The new Vulcan rocket being built by United Launch Alliance (ULA) is about to get a major power boost! Engineers are outfitting its upper stage with two souped-up RL-10 engines that can crank out a whopping 48,000 pounds of thrust.
For context, that’s like strapping almost five Ford F-150 engines together to blast this thing into space! The RL-10s have been trusted workhorses for decades, launching spacecraft since the 1960s. Now ULA is counting on them to give their next-gen Vulcan some serious muscle.
ULA is a joint venture between aerospace giants Lockheed Martin and Boeing, formed in 2006 to handle launches for NASA, defense etc. The Vulcan will replace their old Atlas and Delta rockets, which are headed for retirement soon.
ULA designed the Vulcan from scratch to be a versatile heavy lifter for all kinds of missions. It can be configured with solid rocket boosters to dial the power up or down. The first stage uses methane fuel, which is new for ULA rockets.
Now the real star is the upper stage called Centaur V. It’s an upgraded version of the Centaur III upper stage ULA has flown since the 60s. Those two RL-10 engines will give it nearly 50,000 pounds of oomph to push payloads into space.
The Vulcan is supposed to finally make its first flight this month after delays. Its first mission will be sending a lunar lander called Peregrine to the Moon for Astrobiotic. ULA also has a contract to launch a mega internet satellite constellation soon.

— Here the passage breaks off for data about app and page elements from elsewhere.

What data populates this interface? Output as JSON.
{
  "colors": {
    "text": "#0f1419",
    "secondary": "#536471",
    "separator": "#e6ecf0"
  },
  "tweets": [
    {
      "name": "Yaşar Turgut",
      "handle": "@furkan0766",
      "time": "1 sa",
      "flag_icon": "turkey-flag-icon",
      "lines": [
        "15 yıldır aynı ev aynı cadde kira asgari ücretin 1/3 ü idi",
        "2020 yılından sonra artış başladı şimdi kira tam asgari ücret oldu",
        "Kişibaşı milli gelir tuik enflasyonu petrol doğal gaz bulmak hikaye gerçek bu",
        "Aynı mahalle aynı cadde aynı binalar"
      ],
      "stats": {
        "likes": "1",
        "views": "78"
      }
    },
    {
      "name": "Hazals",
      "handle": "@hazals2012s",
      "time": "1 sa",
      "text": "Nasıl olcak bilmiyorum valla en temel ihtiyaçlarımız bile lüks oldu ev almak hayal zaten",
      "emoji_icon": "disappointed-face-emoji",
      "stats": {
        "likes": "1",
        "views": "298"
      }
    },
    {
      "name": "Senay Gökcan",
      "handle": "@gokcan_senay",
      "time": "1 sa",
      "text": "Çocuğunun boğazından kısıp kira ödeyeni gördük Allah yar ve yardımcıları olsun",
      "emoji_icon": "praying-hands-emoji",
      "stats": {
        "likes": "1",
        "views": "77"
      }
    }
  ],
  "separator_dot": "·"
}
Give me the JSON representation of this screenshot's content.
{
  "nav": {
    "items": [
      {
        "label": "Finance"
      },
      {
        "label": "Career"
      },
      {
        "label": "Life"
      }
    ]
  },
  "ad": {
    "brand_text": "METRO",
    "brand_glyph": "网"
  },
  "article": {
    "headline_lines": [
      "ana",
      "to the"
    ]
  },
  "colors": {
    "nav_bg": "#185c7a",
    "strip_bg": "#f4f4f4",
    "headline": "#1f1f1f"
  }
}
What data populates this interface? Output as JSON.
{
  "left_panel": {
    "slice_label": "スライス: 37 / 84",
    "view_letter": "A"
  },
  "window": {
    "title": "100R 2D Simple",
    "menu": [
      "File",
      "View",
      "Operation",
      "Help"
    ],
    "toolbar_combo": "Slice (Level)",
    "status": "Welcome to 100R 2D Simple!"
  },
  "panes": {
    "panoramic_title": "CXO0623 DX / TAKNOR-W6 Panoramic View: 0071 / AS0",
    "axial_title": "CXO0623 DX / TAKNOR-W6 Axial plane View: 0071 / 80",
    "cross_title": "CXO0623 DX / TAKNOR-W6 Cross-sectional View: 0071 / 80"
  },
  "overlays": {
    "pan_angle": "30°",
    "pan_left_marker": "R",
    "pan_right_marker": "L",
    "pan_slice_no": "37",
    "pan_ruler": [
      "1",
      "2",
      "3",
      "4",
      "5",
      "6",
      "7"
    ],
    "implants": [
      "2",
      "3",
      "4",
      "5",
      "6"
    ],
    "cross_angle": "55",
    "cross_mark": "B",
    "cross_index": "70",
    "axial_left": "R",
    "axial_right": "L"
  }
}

The Vulcan is about to flex some serious muscle thanks to those battle-tested RL-10 engines. When this thing takes flight, those 48,000 pounds of thrust are sure to put on a heck of a show! ULA’s next-gen rocket is gearing up to make some noise and make it rain satellites.